[Dataset rows describing interfaces]
####

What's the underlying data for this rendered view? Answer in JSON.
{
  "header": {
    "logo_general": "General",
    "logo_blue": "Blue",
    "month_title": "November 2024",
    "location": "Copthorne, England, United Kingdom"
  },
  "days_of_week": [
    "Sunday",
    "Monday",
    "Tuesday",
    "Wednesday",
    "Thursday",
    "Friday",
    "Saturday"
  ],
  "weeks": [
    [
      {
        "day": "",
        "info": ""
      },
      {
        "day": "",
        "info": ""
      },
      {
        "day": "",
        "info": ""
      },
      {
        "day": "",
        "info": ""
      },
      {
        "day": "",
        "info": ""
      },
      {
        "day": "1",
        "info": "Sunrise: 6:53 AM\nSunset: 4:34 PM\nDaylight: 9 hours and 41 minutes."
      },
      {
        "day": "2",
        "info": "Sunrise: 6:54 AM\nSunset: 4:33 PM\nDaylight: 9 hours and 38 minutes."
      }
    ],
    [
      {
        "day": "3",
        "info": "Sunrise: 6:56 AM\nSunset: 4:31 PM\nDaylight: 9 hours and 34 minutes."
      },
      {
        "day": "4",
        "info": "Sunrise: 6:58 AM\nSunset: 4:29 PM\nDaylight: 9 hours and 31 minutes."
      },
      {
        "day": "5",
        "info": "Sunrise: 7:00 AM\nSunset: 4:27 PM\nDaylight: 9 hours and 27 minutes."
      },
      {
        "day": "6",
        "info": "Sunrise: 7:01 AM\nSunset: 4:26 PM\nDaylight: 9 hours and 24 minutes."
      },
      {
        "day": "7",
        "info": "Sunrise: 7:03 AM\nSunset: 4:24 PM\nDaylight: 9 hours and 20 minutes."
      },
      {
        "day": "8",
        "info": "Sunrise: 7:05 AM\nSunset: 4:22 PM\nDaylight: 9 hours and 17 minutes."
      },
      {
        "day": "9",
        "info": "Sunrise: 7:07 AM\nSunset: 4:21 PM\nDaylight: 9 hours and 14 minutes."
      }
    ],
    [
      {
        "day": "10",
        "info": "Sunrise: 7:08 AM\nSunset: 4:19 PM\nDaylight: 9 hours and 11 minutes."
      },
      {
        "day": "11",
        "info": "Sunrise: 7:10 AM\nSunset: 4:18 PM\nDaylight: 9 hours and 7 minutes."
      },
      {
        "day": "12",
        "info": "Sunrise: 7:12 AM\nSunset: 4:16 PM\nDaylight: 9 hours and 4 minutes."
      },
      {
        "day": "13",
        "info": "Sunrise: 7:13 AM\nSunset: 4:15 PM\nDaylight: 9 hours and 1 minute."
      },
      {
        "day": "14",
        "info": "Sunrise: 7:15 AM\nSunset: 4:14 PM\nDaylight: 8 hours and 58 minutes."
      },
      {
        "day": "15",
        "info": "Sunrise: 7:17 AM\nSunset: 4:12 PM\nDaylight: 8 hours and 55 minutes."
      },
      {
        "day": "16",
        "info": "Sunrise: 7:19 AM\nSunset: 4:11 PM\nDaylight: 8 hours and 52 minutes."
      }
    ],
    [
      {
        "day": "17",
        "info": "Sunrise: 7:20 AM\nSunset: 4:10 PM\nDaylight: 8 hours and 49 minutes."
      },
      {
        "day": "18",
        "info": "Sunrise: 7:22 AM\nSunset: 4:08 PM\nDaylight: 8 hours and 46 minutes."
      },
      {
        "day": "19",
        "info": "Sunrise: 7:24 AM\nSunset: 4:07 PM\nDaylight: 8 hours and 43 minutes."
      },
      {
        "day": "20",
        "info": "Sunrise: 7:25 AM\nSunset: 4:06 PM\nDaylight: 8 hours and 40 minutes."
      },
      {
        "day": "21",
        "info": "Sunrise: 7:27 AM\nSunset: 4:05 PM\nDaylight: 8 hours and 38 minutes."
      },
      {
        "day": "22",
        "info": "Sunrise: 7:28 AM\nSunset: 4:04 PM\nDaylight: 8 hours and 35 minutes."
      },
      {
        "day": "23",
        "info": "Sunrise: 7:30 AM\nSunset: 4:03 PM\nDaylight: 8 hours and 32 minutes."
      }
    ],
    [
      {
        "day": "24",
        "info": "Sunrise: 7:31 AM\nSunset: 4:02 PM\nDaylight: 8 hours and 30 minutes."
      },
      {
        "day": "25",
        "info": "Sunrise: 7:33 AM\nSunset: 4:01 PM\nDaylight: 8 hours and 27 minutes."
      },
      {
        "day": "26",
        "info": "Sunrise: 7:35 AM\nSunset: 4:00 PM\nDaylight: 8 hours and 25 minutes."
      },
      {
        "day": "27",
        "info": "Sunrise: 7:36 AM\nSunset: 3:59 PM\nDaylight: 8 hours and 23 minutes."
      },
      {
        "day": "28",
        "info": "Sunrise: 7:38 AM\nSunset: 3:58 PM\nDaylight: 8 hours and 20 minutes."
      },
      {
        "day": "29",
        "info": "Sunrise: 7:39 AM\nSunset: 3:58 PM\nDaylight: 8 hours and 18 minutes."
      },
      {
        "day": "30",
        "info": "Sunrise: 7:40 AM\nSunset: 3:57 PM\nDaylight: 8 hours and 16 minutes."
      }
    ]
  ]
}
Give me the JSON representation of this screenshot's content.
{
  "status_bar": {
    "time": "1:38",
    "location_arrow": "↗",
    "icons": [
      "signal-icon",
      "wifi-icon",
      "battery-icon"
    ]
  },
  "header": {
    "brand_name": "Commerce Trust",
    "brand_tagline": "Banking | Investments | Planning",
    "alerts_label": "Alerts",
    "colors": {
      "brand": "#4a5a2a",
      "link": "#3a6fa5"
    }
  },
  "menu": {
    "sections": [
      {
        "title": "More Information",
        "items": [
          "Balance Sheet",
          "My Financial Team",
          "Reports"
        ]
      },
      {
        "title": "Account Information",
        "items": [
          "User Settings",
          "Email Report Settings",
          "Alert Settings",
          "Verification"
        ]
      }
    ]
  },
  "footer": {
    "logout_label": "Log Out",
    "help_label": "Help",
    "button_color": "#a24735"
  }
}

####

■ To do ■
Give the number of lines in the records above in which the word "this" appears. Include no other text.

■ Task answer ■
2